Anxiety disorders are the most prevalent psychiatric disorders in youth and are associated with profound individual impairment and public health costs. Research shows that clinically significant anxiety symptoms manifest in preschool-aged children, and correlates of anxiety symptoms are observable in infancy. Yet, predicting who is at risk for developing anxiety remains an enduring challenge. Predictive biomarkers of anxiety are needed before school age when anxiety symptoms typically consolidate into diagnostic profiles. Increasing evidence indicates that early neural measures implicated in anxiety and anxious temperament may be incorporated with traditional measures of behavioral risk (i.e., behavioral inhibition) to provide more robust classification of pediatric anxiety problems. This review examines the phenomenology of anxiety disorders in early life, highlighting developmental research that interrogates the putative neurocircuitry of pediatric anxiety. First, we discuss enduring challenges in identifying and predicting risk for pediatric anxiety. Second, we summarize emerging evidence for putative neural antecedents and networks underlying risk for pediatric anxiety in the fetal, neonatal, and infant periods that represent novel potential avenues for risk identification and prediction. We focus on evidence examining the importance of early amygdala and extended amygdala circuitry development to the emergence of anxiety.
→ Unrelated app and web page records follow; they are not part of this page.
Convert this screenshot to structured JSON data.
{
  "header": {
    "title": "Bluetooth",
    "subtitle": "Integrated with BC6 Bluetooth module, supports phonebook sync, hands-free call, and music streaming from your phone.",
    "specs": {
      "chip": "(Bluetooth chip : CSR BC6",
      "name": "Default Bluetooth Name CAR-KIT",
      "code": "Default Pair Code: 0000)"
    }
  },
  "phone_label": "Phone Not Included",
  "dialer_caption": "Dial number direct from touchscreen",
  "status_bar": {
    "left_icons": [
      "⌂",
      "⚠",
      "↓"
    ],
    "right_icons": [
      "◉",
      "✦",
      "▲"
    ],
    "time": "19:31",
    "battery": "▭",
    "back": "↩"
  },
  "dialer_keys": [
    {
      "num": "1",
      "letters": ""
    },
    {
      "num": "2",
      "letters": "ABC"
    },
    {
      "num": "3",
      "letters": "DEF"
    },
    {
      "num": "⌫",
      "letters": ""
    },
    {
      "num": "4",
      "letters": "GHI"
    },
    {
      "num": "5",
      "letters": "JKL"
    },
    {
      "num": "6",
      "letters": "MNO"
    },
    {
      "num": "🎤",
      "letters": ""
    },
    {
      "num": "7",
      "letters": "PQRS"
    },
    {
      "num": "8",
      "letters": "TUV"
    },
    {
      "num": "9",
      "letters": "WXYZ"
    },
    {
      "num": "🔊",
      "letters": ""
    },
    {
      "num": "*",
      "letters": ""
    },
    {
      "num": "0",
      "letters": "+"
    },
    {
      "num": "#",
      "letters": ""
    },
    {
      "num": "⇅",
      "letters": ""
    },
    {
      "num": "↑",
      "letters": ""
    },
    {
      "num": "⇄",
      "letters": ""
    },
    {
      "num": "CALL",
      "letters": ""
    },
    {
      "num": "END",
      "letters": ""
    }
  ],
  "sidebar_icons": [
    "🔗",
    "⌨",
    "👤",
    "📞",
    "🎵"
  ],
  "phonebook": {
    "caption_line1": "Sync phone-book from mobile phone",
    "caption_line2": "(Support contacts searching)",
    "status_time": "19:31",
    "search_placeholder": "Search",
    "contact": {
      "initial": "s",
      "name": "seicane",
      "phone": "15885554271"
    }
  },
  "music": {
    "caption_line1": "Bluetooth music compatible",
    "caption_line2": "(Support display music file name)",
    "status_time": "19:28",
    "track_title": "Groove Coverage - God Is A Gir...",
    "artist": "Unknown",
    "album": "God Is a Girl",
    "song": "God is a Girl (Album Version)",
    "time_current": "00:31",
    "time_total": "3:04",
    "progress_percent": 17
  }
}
Finally, we discuss the utility of integrating developmental psychopathology and neuroscience to facilitate future research and clinical work.
|Original language||English (US)|
|Number of pages||9|
|State||Published - Apr 1 2021|
Bibliographical noteFunding Information:
This work was supported by the National Science Foundation Graduate Research Fellowship Program (to CMD and CL) and National Institute of Mental Health (Grant No. R01 MH104324 [to JTE]). The funders had no role in the study design, analysis, data interpretation, or writing of this article.
© 2020 Society of Biological Psychiatry